Rocky is a 1976 American sports drama film directed by John G. Avildsen and both written by and starring Sylvester Stallone. It's the story of a small time boxer who gets a once in a lifetime chance to fight the heavyweight champ in a bout in which he strives to go the distance for his self-respect. The film was released on December 3, 1976.
Rocky Balboa is a struggling boxer trying to make the big time. Working in a meat factory in Philadelphia for a pittance, he also earns extra cash as a debt collector. When heavyweight champion Apollo Creed visits Philadelphia, his managers want to set up an exhibition match between Creed and a struggling boxer, touting the fight as a chance for a "nobody" to become a "somebody". The match is supposed to be easily won by Creed, but someone forgot to tell Rocky, who sees this as his only shot at the big time.
The film, made for only US$1.2 million, and shot relatively fast in 28 days, was a sleeper hit; it made over US$117.2 million, won three Oscars, including Best Picture, and garnered mostly positive reviews which helped to launch Stallone's career. The film spawned five sequels: Rocky II, III, IV, V and Rocky Balboa.
Rocky received positive reviews when it was released in 1976. Roger Ebert of the Chicago Sun-Times gave Rocky 4 out of 4 stars, and Box Office Magazine claimed that audiences would be "...touting Sylvester (Sly) Stallone as a new star". However, Vincent Canby of the New York Times called it "pure '30s make believe" and slammed both Stallone's acting and Avildsen's directing, calling the latter "...none too decisive..."
More than 30 years later, the film enjoys a reputation as a classic and still receives generally positive reviews. Film-goers at the movie website IMDb voted Rocky a 7.9 out of 10 rating, and Rotten Tomatoes gave the film a 93% fresh rating.

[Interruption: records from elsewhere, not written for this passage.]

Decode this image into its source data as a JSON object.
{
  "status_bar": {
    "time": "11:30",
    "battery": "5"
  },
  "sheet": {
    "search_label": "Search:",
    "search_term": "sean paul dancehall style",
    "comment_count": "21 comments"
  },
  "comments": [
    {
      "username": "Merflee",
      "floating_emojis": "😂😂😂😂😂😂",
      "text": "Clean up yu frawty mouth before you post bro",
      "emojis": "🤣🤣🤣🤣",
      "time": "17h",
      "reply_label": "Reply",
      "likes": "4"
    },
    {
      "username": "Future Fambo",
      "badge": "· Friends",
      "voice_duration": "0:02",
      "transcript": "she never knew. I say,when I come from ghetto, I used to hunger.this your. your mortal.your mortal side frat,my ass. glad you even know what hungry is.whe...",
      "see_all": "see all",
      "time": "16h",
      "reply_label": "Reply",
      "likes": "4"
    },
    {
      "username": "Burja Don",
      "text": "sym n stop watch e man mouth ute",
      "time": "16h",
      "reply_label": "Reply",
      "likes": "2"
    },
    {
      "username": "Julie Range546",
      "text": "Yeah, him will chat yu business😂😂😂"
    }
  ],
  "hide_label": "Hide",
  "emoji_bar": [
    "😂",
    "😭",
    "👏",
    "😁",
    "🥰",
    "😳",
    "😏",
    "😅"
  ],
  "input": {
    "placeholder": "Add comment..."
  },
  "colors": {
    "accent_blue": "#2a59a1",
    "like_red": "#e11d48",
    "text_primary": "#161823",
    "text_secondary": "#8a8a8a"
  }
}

Another positive online review came from the BBC Films website, with both reviewer Almar Haflidason and BBC online users giving it 5/5 stars. In Steven J. Schneider's 1001 Movies You Must See Before You Die, Schneider says the film is "often overlooked as schmaltz."
Rocky received ten Academy Awards nominations in nine categories winning three:
- Best Picture (Robert Chartoff and Irwin Winkler) (won)
- Best Director (John G. Avildsen) (won)
- Film Editing (Richard Halsey and Scott Conrad) (won)
- Best Original Screenplay (Sylvester Stallone)
- Best Actor (Sylvester Stallone)
- Best Actress (Talia Shire)
- Best Supporting Actor (Burt Young)
- Best Supporting Actor (Burgess Meredith)
- Best Music, Original Song (Bill Conti, Carol Connors and Ayn Robbins for "Gonna Fly Now")
- Best Sound (Harry W. Tetrick, William L. McCaughey, Lyle J. Burbridge and Bud Alper )
The Directors Guild of America awarded Rocky its annual award for best film of the year in 1976, and in 2006, Sylvester Stallone's original screenplay for Rocky was selected by the Writers Guild of America as the 78th best screenplay of all time.